(Dataset rows for apps and sites)
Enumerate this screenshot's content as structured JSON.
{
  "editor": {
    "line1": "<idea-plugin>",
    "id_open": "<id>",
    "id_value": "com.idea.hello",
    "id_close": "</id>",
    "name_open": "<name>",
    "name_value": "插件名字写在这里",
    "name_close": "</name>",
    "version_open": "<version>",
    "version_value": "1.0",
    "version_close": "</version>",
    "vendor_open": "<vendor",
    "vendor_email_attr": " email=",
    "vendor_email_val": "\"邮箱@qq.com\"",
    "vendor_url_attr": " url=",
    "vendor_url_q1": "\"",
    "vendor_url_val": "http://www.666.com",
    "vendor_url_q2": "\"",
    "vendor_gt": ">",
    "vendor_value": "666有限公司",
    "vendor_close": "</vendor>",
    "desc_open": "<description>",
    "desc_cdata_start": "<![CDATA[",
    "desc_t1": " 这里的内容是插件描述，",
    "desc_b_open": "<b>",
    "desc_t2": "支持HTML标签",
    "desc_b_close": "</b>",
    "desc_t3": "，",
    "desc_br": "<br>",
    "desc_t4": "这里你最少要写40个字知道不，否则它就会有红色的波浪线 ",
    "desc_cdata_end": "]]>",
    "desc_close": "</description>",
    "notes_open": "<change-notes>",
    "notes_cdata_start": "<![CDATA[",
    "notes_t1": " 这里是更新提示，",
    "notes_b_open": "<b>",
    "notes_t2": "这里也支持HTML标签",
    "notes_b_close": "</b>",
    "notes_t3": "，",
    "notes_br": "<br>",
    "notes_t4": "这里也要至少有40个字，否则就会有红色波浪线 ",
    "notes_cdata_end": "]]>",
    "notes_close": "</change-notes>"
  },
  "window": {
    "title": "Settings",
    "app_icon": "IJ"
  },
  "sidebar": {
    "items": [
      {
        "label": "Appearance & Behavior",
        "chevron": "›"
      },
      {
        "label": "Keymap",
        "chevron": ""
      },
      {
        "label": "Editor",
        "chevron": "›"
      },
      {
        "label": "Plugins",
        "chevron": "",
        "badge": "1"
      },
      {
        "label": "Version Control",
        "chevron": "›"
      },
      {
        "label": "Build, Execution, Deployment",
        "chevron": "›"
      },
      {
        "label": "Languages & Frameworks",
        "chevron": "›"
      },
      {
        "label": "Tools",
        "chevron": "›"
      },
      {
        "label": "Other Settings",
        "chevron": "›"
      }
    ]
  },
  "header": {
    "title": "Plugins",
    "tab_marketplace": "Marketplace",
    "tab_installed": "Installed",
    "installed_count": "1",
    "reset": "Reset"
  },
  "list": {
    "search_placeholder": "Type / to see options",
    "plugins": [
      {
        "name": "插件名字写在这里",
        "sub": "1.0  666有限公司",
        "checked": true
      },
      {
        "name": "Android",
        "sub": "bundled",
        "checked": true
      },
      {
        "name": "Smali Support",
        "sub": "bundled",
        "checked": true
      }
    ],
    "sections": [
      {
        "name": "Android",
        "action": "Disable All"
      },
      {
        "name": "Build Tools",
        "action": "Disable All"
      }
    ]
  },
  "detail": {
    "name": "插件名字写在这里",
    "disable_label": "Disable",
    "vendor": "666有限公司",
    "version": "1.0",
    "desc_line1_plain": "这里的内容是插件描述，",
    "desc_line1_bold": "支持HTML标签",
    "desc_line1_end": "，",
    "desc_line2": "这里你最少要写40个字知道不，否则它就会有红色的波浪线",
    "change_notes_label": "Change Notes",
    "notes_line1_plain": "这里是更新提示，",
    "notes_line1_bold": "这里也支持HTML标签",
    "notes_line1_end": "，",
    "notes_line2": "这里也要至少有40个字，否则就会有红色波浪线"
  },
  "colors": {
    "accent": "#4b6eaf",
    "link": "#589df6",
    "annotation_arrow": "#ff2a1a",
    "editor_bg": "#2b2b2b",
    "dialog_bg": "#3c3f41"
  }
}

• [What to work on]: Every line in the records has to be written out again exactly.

• [Completed task]:
Enumerate this screenshot's content as structured JSON.
{
  "editor": {
    "line1": "<idea-plugin>",
    "id_open": "<id>",
    "id_value": "com.idea.hello",
    "id_close": "</id>",
    "name_open": "<name>",
    "name_value": "插件名字写在这里",
    "name_close": "</name>",
    "version_open": "<version>",
    "version_value": "1.0",
    "version_close": "</version>",
    "vendor_open": "<vendor",
    "vendor_email_attr": " email=",
    "vendor_email_val": "\"邮箱@qq.com\"",
    "vendor_url_attr": " url=",
    "vendor_url_q1": "\"",
    "vendor_url_val": "http://www.666.com",
    "vendor_url_q2": "\"",
    "vendor_gt": ">",
    "vendor_value": "666有限公司",
    "vendor_close": "</vendor>",
    "desc_open": "<description>",
    "desc_cdata_start": "<![CDATA[",
    "desc_t1": " 这里的内容是插件描述，",
    "desc_b_open": "<b>",
    "desc_t2": "支持HTML标签",
    "desc_b_close": "</b>",
    "desc_t3": "，",
    "desc_br": "<br>",
    "desc_t4": "这里你最少要写40个字知道不，否则它就会有红色的波浪线 ",
    "desc_cdata_end": "]]>",
    "desc_close": "</description>",
    "notes_open": "<change-notes>",
    "notes_cdata_start": "<![CDATA[",
    "notes_t1": " 这里是更新提示，",
    "notes_b_open": "<b>",
    "notes_t2": "这里也支持HTML标签",
    "notes_b_close": "</b>",
    "notes_t3": "，",
    "notes_br": "<br>",
    "notes_t4": "这里也要至少有40个字，否则就会有红色波浪线 ",
    "notes_cdata_end": "]]>",
    "notes_close": "</change-notes>"
  },
  "window": {
    "title": "Settings",
    "app_icon": "IJ"
  },
  "sidebar": {
    "items": [
      {
        "label": "Appearance & Behavior",
        "chevron": "›"
      },
      {
        "label": "Keymap",
        "chevron": ""
      },
      {
        "label": "Editor",
        "chevron": "›"
      },
      {
        "label": "Plugins",
        "chevron": "",
        "badge": "1"
      },
      {
        "label": "Version Control",
        "chevron": "›"
      },
      {
        "label": "Build, Execution, Deployment",
        "chevron": "›"
      },
      {
        "label": "Languages & Frameworks",
        "chevron": "›"
      },
      {
        "label": "Tools",
        "chevron": "›"
      },
      {
        "label": "Other Settings",
        "chevron": "›"
      }
    ]
  },
  "header": {
    "title": "Plugins",
    "tab_marketplace": "Marketplace",
    "tab_installed": "Installed",
    "installed_count": "1",
    "reset": "Reset"
  },
  "list": {
    "search_placeholder": "Type / to see options",
    "plugins": [
      {
        "name": "插件名字写在这里",
        "sub": "1.0  666有限公司",
        "checked": true
      },
      {
        "name": "Android",
        "sub": "bundled",
        "checked": true
      },
      {
        "name": "Smali Support",
        "sub": "bundled",
        "checked": true
      }
    ],
    "sections": [
      {
        "name": "Android",
        "action": "Disable All"
      },
      {
        "name": "Build Tools",
        "action": "Disable All"
      }
    ]
  },
  "detail": {
    "name": "插件名字写在这里",
    "disable_label": "Disable",
    "vendor": "666有限公司",
    "version": "1.0",
    "desc_line1_plain": "这里的内容是插件描述，",
    "desc_line1_bold": "支持HTML标签",
    "desc_line1_end": "，",
    "desc_line2": "这里你最少要写40个字知道不，否则它就会有红色的波浪线",
    "change_notes_label": "Change Notes",
    "notes_line1_plain": "这里是更新提示，",
    "notes_line1_bold": "这里也支持HTML标签",
    "notes_line1_end": "，",
    "notes_line2": "这里也要至少有40个字，否则就会有红色波浪线"
  },
  "colors": {
    "accent": "#4b6eaf",
    "link": "#589df6",
    "annotation_arrow": "#ff2a1a",
    "editor_bg": "#2b2b2b",
    "dialog_bg": "#3c3f41"
  }
}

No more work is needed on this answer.